━━━━━ DATA LISTING ━━━━━
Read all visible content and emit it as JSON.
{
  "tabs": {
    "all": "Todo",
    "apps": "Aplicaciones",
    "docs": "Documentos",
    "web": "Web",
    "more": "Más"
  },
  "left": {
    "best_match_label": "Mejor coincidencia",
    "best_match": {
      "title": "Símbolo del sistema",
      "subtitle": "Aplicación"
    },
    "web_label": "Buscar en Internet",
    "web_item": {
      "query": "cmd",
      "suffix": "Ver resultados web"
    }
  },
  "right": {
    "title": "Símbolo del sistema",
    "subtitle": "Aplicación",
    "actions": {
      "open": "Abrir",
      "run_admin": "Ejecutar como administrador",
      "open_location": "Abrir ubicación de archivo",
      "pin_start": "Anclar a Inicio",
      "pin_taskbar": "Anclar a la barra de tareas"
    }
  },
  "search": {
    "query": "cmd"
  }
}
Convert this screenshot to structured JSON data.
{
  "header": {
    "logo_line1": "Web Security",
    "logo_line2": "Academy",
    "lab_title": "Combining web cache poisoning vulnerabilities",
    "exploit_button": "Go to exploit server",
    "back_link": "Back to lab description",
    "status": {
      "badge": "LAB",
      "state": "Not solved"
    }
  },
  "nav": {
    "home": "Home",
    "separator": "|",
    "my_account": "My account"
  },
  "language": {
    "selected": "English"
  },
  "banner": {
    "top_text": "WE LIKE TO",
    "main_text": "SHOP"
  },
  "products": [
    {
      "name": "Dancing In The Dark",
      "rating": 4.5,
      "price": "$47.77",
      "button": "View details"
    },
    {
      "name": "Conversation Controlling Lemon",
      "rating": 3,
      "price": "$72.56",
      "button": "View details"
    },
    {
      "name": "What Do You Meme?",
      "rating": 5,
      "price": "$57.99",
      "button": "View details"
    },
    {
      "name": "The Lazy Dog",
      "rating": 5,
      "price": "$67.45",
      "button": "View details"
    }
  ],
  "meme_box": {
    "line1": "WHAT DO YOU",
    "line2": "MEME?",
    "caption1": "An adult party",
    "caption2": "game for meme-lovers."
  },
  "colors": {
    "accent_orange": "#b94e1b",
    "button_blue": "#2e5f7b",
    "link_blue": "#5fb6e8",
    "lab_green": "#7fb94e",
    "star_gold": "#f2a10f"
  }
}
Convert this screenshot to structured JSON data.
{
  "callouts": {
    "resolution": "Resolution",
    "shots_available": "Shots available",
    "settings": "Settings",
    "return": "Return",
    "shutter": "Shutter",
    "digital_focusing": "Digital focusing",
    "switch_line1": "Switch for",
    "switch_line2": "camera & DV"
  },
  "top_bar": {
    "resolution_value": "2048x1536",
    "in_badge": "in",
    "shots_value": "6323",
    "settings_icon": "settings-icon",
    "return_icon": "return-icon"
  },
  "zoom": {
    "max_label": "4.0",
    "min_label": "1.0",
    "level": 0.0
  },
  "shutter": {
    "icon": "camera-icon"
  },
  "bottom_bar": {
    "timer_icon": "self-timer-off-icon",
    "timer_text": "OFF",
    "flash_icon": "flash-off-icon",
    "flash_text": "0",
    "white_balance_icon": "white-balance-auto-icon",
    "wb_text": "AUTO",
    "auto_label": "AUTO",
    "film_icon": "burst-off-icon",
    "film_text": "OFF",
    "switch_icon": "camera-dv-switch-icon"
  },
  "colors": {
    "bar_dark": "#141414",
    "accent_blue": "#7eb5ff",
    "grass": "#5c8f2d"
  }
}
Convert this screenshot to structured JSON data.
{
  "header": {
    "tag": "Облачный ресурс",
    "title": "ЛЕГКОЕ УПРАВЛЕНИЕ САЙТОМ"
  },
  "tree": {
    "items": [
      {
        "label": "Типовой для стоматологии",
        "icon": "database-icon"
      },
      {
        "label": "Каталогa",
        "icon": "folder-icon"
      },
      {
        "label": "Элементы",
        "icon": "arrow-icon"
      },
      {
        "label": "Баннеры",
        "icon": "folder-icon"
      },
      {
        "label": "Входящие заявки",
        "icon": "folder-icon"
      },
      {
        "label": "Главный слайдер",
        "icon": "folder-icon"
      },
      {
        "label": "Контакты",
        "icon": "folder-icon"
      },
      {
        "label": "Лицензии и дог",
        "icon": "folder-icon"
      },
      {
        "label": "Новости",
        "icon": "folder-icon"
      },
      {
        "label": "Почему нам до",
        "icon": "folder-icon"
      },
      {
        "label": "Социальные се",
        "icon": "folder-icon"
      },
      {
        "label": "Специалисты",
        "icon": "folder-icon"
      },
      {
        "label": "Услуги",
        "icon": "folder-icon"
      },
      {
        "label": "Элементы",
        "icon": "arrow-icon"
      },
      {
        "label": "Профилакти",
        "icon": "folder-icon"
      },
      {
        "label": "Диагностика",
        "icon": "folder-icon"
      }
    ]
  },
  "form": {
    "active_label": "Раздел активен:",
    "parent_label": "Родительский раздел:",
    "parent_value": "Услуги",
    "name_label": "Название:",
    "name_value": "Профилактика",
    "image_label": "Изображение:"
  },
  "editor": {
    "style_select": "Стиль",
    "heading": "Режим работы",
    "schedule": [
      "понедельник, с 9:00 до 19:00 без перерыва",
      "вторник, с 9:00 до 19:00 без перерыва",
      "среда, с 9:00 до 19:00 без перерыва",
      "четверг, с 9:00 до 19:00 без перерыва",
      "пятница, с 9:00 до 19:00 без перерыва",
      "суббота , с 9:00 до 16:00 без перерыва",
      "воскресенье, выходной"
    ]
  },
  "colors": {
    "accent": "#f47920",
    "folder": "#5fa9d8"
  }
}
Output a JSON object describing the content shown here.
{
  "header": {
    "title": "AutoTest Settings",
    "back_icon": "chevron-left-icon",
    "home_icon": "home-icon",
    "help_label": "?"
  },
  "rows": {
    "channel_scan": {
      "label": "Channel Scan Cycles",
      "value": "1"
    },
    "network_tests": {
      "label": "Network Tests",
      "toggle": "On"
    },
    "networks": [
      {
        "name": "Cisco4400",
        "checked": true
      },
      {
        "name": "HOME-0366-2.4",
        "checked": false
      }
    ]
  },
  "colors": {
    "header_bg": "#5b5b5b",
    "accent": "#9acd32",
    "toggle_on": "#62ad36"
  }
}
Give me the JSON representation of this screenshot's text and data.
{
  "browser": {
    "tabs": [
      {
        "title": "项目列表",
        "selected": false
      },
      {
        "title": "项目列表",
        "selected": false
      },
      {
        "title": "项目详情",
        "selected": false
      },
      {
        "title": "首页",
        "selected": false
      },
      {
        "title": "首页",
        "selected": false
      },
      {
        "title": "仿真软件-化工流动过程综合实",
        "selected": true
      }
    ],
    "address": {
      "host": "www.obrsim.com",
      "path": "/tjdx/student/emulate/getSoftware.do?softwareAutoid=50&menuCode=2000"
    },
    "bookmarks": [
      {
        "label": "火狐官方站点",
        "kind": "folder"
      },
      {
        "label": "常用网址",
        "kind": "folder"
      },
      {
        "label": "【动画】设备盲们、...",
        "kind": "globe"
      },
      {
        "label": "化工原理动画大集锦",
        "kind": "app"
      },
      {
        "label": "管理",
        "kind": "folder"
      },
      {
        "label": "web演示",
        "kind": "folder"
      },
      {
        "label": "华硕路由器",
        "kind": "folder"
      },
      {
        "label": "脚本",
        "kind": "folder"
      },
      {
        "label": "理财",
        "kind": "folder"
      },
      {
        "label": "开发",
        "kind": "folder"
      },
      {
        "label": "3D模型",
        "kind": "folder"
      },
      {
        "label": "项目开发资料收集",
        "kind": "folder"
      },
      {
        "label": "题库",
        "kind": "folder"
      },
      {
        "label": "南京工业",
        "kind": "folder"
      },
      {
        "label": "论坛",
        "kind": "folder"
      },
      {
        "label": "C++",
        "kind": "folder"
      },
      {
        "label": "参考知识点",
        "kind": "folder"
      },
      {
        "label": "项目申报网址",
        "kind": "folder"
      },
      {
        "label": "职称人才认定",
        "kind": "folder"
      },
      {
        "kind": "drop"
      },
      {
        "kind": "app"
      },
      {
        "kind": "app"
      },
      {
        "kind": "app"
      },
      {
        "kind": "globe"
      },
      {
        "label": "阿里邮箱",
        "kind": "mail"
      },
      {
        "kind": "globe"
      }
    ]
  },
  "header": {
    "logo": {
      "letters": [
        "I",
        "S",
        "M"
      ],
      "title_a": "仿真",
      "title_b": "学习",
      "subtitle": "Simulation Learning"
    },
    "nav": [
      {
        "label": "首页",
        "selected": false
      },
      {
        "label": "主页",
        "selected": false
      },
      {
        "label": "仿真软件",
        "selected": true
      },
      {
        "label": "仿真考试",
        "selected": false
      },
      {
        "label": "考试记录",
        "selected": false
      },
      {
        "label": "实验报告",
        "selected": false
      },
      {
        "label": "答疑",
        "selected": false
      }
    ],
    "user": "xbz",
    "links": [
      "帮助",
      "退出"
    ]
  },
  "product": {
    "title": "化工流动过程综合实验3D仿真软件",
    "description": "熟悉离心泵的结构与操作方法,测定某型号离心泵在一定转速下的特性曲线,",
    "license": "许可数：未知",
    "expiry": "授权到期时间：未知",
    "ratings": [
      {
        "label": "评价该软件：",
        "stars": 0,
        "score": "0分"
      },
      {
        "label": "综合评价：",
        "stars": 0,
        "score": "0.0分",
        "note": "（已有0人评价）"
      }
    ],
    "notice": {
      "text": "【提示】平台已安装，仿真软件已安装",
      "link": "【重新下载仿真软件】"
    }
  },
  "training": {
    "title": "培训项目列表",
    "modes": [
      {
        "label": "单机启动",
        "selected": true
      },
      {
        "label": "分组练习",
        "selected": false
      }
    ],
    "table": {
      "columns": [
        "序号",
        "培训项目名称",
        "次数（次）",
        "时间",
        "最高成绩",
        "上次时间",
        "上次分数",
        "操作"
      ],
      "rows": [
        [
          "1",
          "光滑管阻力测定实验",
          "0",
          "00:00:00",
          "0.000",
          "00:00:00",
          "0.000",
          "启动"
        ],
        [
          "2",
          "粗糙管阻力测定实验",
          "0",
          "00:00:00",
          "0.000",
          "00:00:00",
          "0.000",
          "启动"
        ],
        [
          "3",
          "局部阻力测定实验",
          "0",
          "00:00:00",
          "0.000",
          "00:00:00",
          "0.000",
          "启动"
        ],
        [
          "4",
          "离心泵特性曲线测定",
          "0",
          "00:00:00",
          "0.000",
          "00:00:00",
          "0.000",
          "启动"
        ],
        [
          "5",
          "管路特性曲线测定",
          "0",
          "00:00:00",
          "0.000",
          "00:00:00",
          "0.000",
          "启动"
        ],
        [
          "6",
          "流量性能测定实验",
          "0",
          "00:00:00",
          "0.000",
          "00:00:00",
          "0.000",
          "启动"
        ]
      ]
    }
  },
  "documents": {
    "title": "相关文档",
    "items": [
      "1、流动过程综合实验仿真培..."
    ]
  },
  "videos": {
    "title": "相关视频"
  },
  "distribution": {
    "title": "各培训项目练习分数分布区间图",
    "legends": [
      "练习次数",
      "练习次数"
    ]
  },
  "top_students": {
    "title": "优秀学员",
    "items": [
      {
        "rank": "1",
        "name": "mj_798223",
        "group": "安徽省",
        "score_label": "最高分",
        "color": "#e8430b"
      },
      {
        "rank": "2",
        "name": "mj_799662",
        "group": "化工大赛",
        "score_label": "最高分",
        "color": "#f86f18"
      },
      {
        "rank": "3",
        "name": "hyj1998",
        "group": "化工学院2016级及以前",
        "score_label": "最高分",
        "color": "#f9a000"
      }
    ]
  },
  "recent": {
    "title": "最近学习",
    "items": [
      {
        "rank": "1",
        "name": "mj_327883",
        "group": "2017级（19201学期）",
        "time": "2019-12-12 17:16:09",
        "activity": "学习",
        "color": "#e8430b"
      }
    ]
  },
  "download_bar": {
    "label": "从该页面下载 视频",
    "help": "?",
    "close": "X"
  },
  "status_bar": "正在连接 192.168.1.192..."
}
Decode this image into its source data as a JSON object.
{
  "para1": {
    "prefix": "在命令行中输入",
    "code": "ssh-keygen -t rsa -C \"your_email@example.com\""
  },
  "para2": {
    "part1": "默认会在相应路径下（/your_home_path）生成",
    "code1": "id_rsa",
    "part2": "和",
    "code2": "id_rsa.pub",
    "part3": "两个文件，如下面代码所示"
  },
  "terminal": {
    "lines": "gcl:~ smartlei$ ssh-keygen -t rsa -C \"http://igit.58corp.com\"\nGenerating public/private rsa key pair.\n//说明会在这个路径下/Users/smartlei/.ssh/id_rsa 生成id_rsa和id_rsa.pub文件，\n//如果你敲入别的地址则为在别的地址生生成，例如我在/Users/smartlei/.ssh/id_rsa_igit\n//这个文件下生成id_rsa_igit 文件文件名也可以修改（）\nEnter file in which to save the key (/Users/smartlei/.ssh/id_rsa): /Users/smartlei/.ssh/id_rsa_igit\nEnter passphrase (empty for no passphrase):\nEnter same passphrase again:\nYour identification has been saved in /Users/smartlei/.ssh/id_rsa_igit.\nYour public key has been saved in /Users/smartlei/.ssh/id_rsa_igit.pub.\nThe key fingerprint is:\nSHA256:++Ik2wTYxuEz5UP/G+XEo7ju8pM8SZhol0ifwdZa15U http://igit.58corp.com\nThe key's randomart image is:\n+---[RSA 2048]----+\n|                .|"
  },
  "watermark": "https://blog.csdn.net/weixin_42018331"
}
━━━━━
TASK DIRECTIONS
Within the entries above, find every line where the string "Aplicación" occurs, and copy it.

TASK RESPONSE
      "subtitle": "Aplicación"
    "subtitle": "Aplicación",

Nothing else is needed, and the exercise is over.